No society can truly flourish when a significant portion of its people feel threatened or unable to fulfill their potential. Nor can it prosper by excluding those who want to make positive contributions. This isn’t just a noble principle; it’s a basic fact, borne out through our national history.

Dreamers are doing their part. They have shown great faith in the United States by coming forward, subjecting themselves to background checks, and submitting personal and biometric data.

Now, the rest of us need to do our part. Congress should act quickly, ideally before year’s end, to ensure that these decent people can work and stay and dream in the United States.

Here’s the Fraser Institute’s newly released Economic Freedom of North America 2017.  (Dean Stansel, the primary author, tells me that GMU Econ alum Meg Tuszynski supplied invaluable help on this project.)

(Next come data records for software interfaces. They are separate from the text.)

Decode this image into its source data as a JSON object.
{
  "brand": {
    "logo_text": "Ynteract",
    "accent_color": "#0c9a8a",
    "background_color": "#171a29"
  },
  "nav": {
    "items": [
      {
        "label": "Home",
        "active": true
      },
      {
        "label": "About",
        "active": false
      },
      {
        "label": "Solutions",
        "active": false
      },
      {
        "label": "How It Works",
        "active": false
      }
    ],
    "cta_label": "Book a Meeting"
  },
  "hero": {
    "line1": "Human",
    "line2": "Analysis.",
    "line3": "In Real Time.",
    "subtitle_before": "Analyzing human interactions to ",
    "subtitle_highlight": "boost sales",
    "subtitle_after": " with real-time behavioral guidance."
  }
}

George Will reflects eloquently on the failed candidacy of the truly scary Roy Moore.

Kyle Swan busts some myths about so-called ‘net neutrality.

Ryan Ferguson explains that a job is not a thing.

Mark Perry updates Bastiat’s classic “The Candlemakers’ Petition.

The sad paradox of free markets.

Bruce Yandle asks if the U.S. economy is surging or sleepwalking.